YOUR GOAL: Produce a faithful copy of the data, one that leaves out the pictures.

PROVIDED INFORMATION:
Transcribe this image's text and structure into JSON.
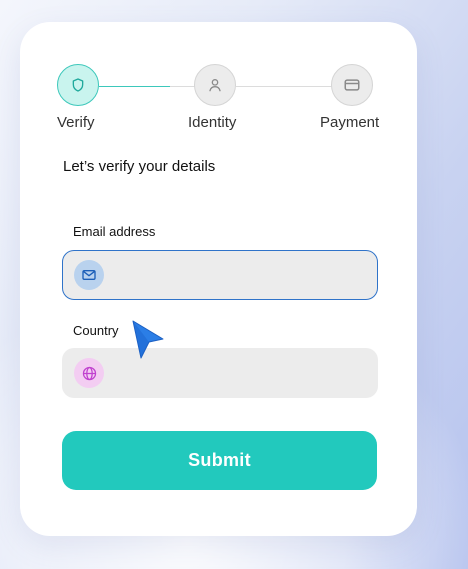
{
  "stepper": {
    "steps": [
      {
        "label": "Verify",
        "icon": "shield-icon",
        "state": "active"
      },
      {
        "label": "Identity",
        "icon": "user-icon",
        "state": "inactive"
      },
      {
        "label": "Payment",
        "icon": "card-icon",
        "state": "inactive"
      }
    ]
  },
  "form": {
    "heading": "Let’s verify your details",
    "email": {
      "label": "Email address",
      "value": "",
      "placeholder": "",
      "icon": "mail-icon"
    },
    "country": {
      "label": "Country",
      "value": "",
      "placeholder": "",
      "icon": "globe-icon"
    },
    "submit_label": "Submit"
  },
  "colors": {
    "accent": "#22c9bd",
    "focus_border": "#2f73c9",
    "active_step_fill": "#c9f4ee"
  }
}
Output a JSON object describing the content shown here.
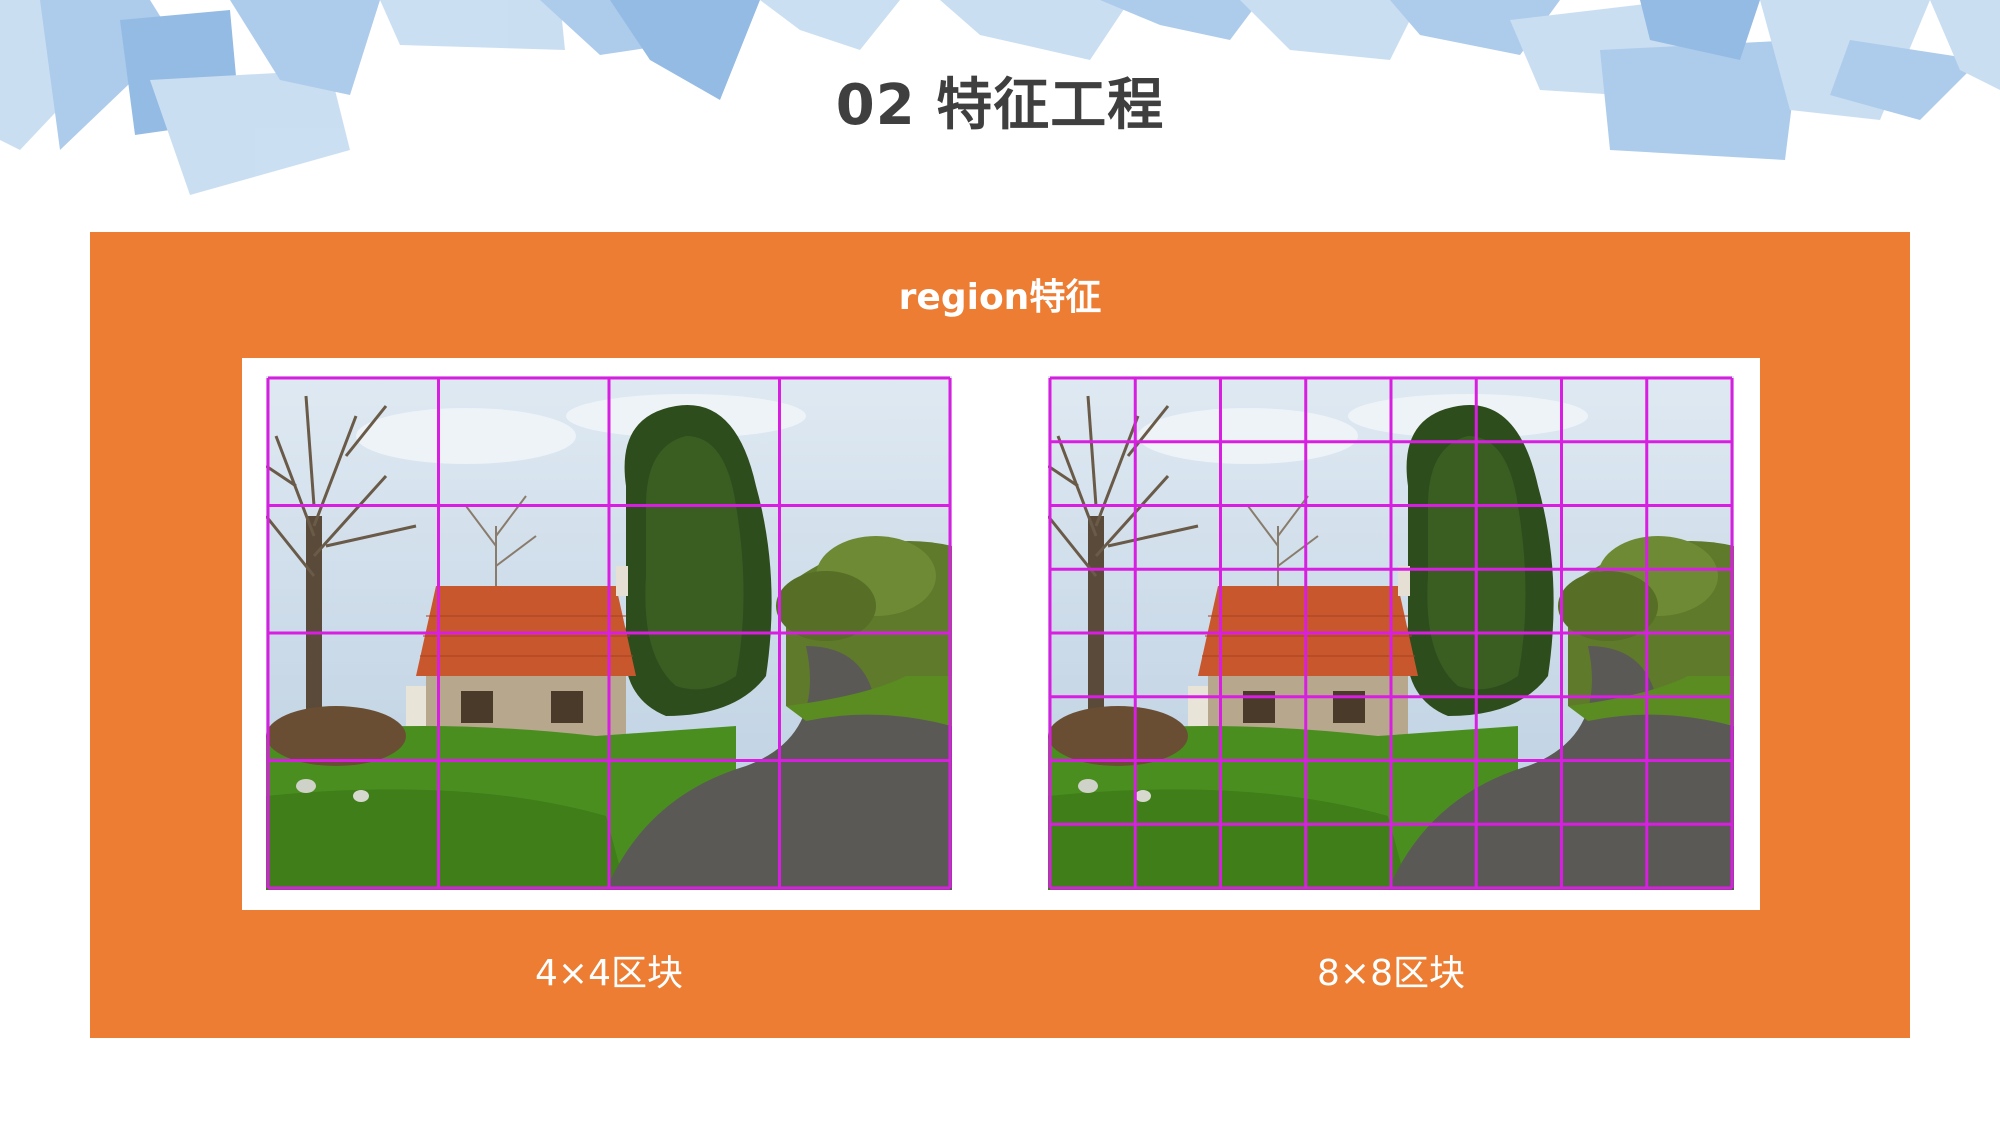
{
  "slide": {
    "title": "02 特征工程"
  },
  "panel": {
    "heading": "region特征",
    "background_color": "#ec7d32"
  },
  "figures": [
    {
      "caption": "4×4区块",
      "grid_rows": 4,
      "grid_cols": 4,
      "grid_color": "#d81ee0"
    },
    {
      "caption": "8×8区块",
      "grid_rows": 8,
      "grid_cols": 8,
      "grid_color": "#d81ee0"
    }
  ],
  "decoration": {
    "shape_colors": [
      "#a9c9ea",
      "#c8ddf2",
      "#8fb8e3"
    ]
  }
}
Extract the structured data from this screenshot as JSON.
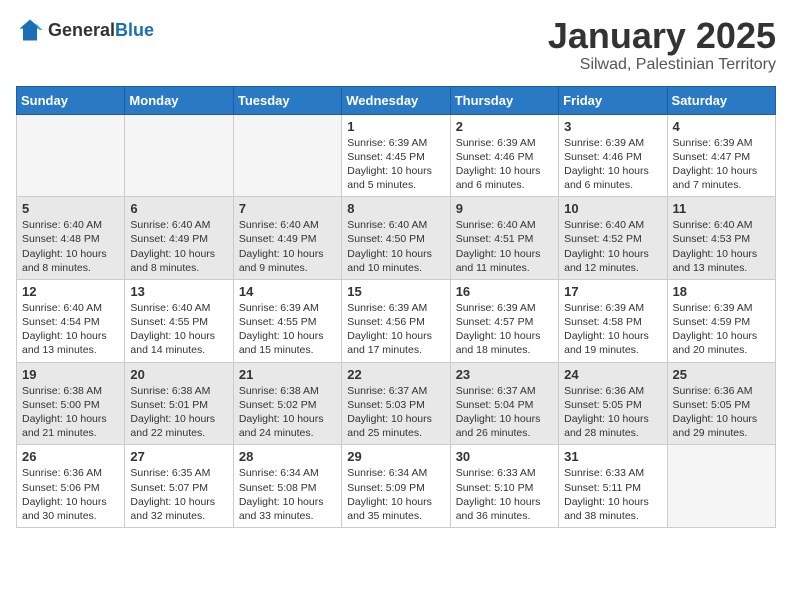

REPLY TO THE EXERCISE:
Transcribe this image's text and structure into JSON.
{
  "stepper": {
    "steps": [
      {
        "label": "Verify",
        "icon": "shield-icon",
        "state": "active"
      },
      {
        "label": "Identity",
        "icon": "user-icon",
        "state": "inactive"
      },
      {
        "label": "Payment",
        "icon": "card-icon",
        "state": "inactive"
      }
    ]
  },
  "form": {
    "heading": "Let’s verify your details",
    "email": {
      "label": "Email address",
      "value": "",
      "placeholder": "",
      "icon": "mail-icon"
    },
    "country": {
      "label": "Country",
      "value": "",
      "placeholder": "",
      "icon": "globe-icon"
    },
    "submit_label": "Submit"
  },
  "colors": {
    "accent": "#22c9bd",
    "focus_border": "#2f73c9",
    "active_step_fill": "#c9f4ee"
  }
}
Output a JSON object describing the content shown here.
{
  "slide": {
    "title": "02 特征工程"
  },
  "panel": {
    "heading": "region特征",
    "background_color": "#ec7d32"
  },
  "figures": [
    {
      "caption": "4×4区块",
      "grid_rows": 4,
      "grid_cols": 4,
      "grid_color": "#d81ee0"
    },
    {
      "caption": "8×8区块",
      "grid_rows": 8,
      "grid_cols": 8,
      "grid_color": "#d81ee0"
    }
  ],
  "decoration": {
    "shape_colors": [
      "#a9c9ea",
      "#c8ddf2",
      "#8fb8e3"
    ]
  }
}
Extract the structured data from this screenshot as JSON.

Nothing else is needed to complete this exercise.